== WHAT TO DO ==
Please report every line of the listing below that has the word "Individuos" in it.

== DATA EXTRACTS ==
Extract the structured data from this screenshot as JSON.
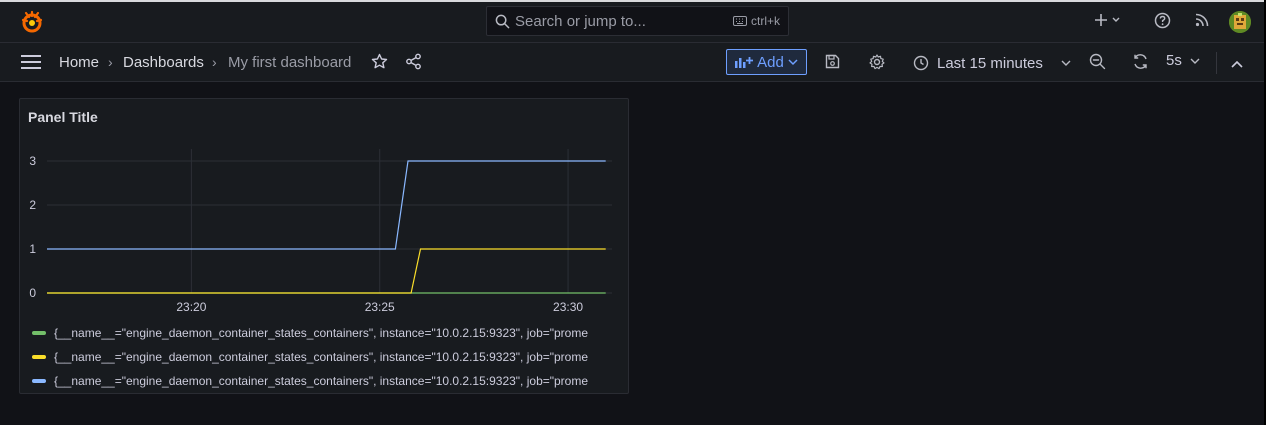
{
  "topbar": {
    "search_placeholder": "Search or jump to...",
    "search_shortcut": "ctrl+k",
    "icons": [
      "grafana-logo-icon",
      "search-icon",
      "keyboard-icon",
      "plus-icon",
      "help-icon",
      "news-icon",
      "avatar"
    ]
  },
  "nav": {
    "breadcrumbs": [
      "Home",
      "Dashboards",
      "My first dashboard"
    ],
    "add_label": "Add",
    "time_range": "Last 15 minutes",
    "refresh_interval": "5s"
  },
  "panel": {
    "title": "Panel Title"
  },
  "colors": {
    "accent": "#6e9fff",
    "series_green": "#73bf69",
    "series_yellow": "#fade2a",
    "series_blue": "#8ab8ff"
  },
  "chart_data": {
    "type": "line",
    "x_ticks": [
      "23:20",
      "23:25",
      "23:30"
    ],
    "y_ticks": [
      "0",
      "1",
      "2",
      "3"
    ],
    "xlim": [
      "23:16:10",
      "23:31:10"
    ],
    "ylim": [
      0,
      3
    ],
    "series": [
      {
        "name": "{__name__=\"engine_daemon_container_states_containers\", instance=\"10.0.2.15:9323\", job=\"prome",
        "color": "#73bf69",
        "points": [
          [
            "23:16:10",
            0
          ],
          [
            "23:31:00",
            0
          ]
        ]
      },
      {
        "name": "{__name__=\"engine_daemon_container_states_containers\", instance=\"10.0.2.15:9323\", job=\"prome",
        "color": "#fade2a",
        "points": [
          [
            "23:16:10",
            0
          ],
          [
            "23:25:50",
            0
          ],
          [
            "23:26:05",
            1
          ],
          [
            "23:31:00",
            1
          ]
        ]
      },
      {
        "name": "{__name__=\"engine_daemon_container_states_containers\", instance=\"10.0.2.15:9323\", job=\"prome",
        "color": "#8ab8ff",
        "points": [
          [
            "23:16:10",
            1
          ],
          [
            "23:25:25",
            1
          ],
          [
            "23:25:45",
            3
          ],
          [
            "23:31:00",
            3
          ]
        ]
      }
    ]
  }
}
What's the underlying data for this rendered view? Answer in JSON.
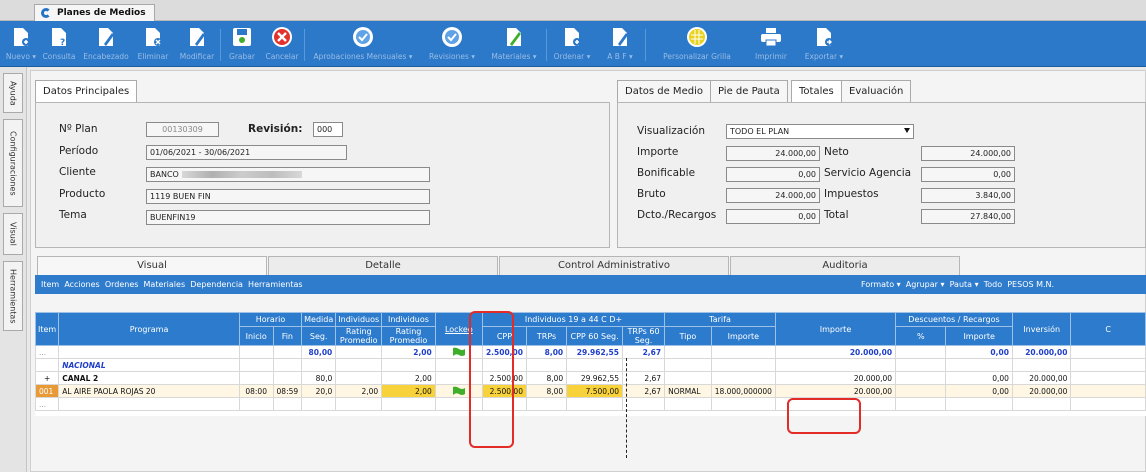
{
  "window": {
    "tab_title": "Planes de Medios"
  },
  "toolbar": {
    "buttons": [
      {
        "label": "Nuevo ▾",
        "icon": "new-document-icon",
        "active": false
      },
      {
        "label": "Consulta",
        "icon": "query-document-icon",
        "active": false
      },
      {
        "label": "Encabezado",
        "icon": "header-edit-icon",
        "active": false
      },
      {
        "label": "Eliminar",
        "icon": "delete-document-icon",
        "active": false
      },
      {
        "label": "Modificar",
        "icon": "edit-document-icon",
        "active": false
      },
      {
        "label": "Grabar",
        "icon": "save-icon",
        "active": true
      },
      {
        "label": "Cancelar",
        "icon": "cancel-icon",
        "active": true
      },
      {
        "label": "Aprobaciones Mensuales ▾",
        "icon": "approve-monthly-icon",
        "active": false
      },
      {
        "label": "Revisiones ▾",
        "icon": "review-icon",
        "active": false
      },
      {
        "label": "Materiales ▾",
        "icon": "materials-icon",
        "active": true
      },
      {
        "label": "Ordenar ▾",
        "icon": "order-icon",
        "active": false
      },
      {
        "label": "A B F ▾",
        "icon": "abf-icon",
        "active": false
      },
      {
        "label": "Personalizar Grilla",
        "icon": "customize-grid-icon",
        "active": true
      },
      {
        "label": "Imprimir",
        "icon": "print-icon",
        "active": false
      },
      {
        "label": "Exportar ▾",
        "icon": "export-icon",
        "active": false
      }
    ]
  },
  "sidebar": {
    "tabs": [
      "Ayuda",
      "Configuraciones",
      "Visual",
      "Herramientas"
    ]
  },
  "datos_principales": {
    "tab": "Datos Principales",
    "nplan_label": "Nº Plan",
    "nplan": "00130309",
    "revision_label": "Revisión:",
    "revision": "000",
    "periodo_label": "Período",
    "periodo": "01/06/2021 - 30/06/2021",
    "cliente_label": "Cliente",
    "cliente": "BANCO",
    "producto_label": "Producto",
    "producto": "1119 BUEN FIN",
    "tema_label": "Tema",
    "tema": "BUENFIN19"
  },
  "totales": {
    "tabs": [
      "Datos de Medio",
      "Pie de Pauta",
      "Totales",
      "Evaluación"
    ],
    "selected_tab": "Totales",
    "visualizacion_label": "Visualización",
    "visualizacion": "TODO EL PLAN",
    "importe_label": "Importe",
    "importe": "24.000,00",
    "neto_label": "Neto",
    "neto": "24.000,00",
    "bonificable_label": "Bonificable",
    "bonificable": "0,00",
    "servicio_label": "Servicio Agencia",
    "servicio": "0,00",
    "bruto_label": "Bruto",
    "bruto": "24.000,00",
    "impuestos_label": "Impuestos",
    "impuestos": "3.840,00",
    "dcto_label": "Dcto./Recargos",
    "dcto": "0,00",
    "total_label": "Total",
    "total": "27.840,00"
  },
  "bottom_tabs": [
    "Visual",
    "Detalle",
    "Control Administrativo",
    "Auditoria"
  ],
  "menubar": {
    "left": [
      "Item",
      "Acciones",
      "Ordenes",
      "Materiales",
      "Dependencia",
      "Herramientas"
    ],
    "right": [
      "Formato ▾",
      "Agrupar ▾",
      "Pauta ▾",
      "Todo",
      "PESOS M.N."
    ]
  },
  "grid": {
    "group_headers": {
      "horario": "Horario",
      "medida": "Medida",
      "individuos1": "Individuos",
      "individuos2": "Individuos",
      "lockeo": "Lockeo",
      "individuos_rango": "Individuos 19 a 44 C D+",
      "tarifa": "Tarifa",
      "descuentos": "Descuentos / Recargos",
      "inversion": "Inversión",
      "extra": "C"
    },
    "headers": {
      "item": "Item",
      "programa": "Programa",
      "inicio": "Inicio",
      "fin": "Fin",
      "seg": "Seg.",
      "rating1": "Rating Promedio",
      "rating2": "Rating Promedio",
      "cpp": "CPP",
      "trps": "TRPs",
      "cpp60": "CPP 60 Seg.",
      "trps60": "TRPs 60 Seg.",
      "tipo": "Tipo",
      "importe_t": "Importe",
      "importe": "Importe",
      "pct": "%",
      "importe_d": "Importe"
    },
    "rows": [
      {
        "item": "...",
        "programa": "",
        "inicio": "",
        "fin": "",
        "seg": "80,00",
        "rating1": "",
        "rating2": "2,00",
        "lock": true,
        "cpp": "2.500,00",
        "trps": "8,00",
        "cpp60": "29.962,55",
        "trps60": "2,67",
        "tipo": "",
        "importe_t": "",
        "importe": "20.000,00",
        "pct": "",
        "importe_d": "0,00",
        "inversion": "20.000,00"
      },
      {
        "item": "",
        "programa": "NACIONAL",
        "inicio": "",
        "fin": "",
        "seg": "",
        "rating1": "",
        "rating2": "",
        "lock": false,
        "cpp": "",
        "trps": "",
        "cpp60": "",
        "trps60": "",
        "tipo": "",
        "importe_t": "",
        "importe": "",
        "pct": "",
        "importe_d": "",
        "inversion": ""
      },
      {
        "item": "+",
        "programa": "CANAL 2",
        "inicio": "",
        "fin": "",
        "seg": "80,0",
        "rating1": "",
        "rating2": "2,00",
        "lock": false,
        "cpp": "2.500,00",
        "trps": "8,00",
        "cpp60": "29.962,55",
        "trps60": "2,67",
        "tipo": "",
        "importe_t": "",
        "importe": "20.000,00",
        "pct": "",
        "importe_d": "0,00",
        "inversion": "20.000,00"
      },
      {
        "item": "001",
        "programa": "AL AIRE PAOLA ROJAS 20",
        "inicio": "08:00",
        "fin": "08:59",
        "seg": "20,0",
        "rating1": "2,00",
        "rating2": "2,00",
        "lock": true,
        "cpp": "2.500,00",
        "trps": "8,00",
        "cpp60": "7.500,00",
        "trps60": "2,67",
        "tipo": "NORMAL",
        "importe_t": "18.000,000000",
        "importe": "20.000,00",
        "pct": "",
        "importe_d": "0,00",
        "inversion": "20.000,00"
      },
      {
        "item": "...",
        "programa": "",
        "inicio": "",
        "fin": "",
        "seg": "",
        "rating1": "",
        "rating2": "",
        "lock": false,
        "cpp": "",
        "trps": "",
        "cpp60": "",
        "trps60": "",
        "tipo": "",
        "importe_t": "",
        "importe": "",
        "pct": "",
        "importe_d": "",
        "inversion": ""
      }
    ]
  },
  "colors": {
    "toolbar": "#2c78c9",
    "header": "#2d7bcc",
    "highlight": "#e32b27",
    "yellow": "#f8d23b",
    "flag": "#3fae2a"
  }
}
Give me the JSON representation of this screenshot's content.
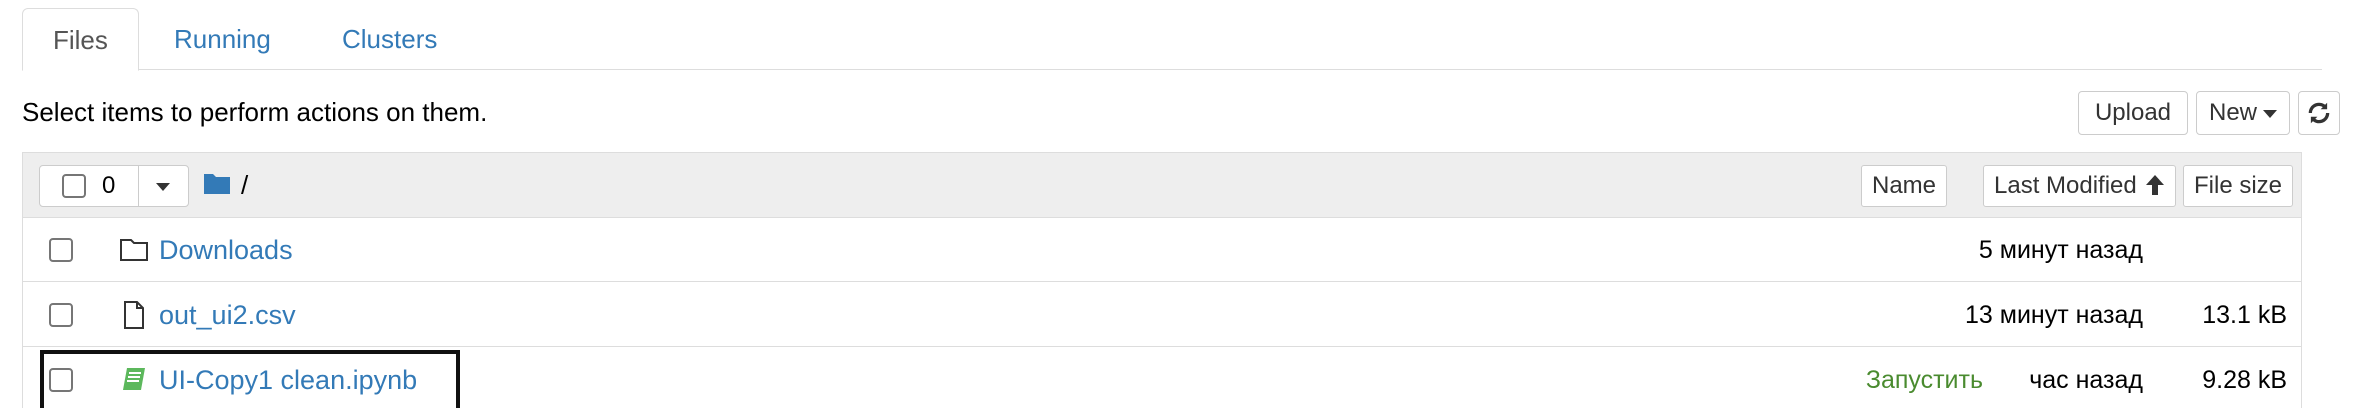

== RESULT OF THE TASK ==
      "individuos1": "Individuos",
      "individuos2": "Individuos",
      "individuos_rango": "Individuos 19 a 44 C D+",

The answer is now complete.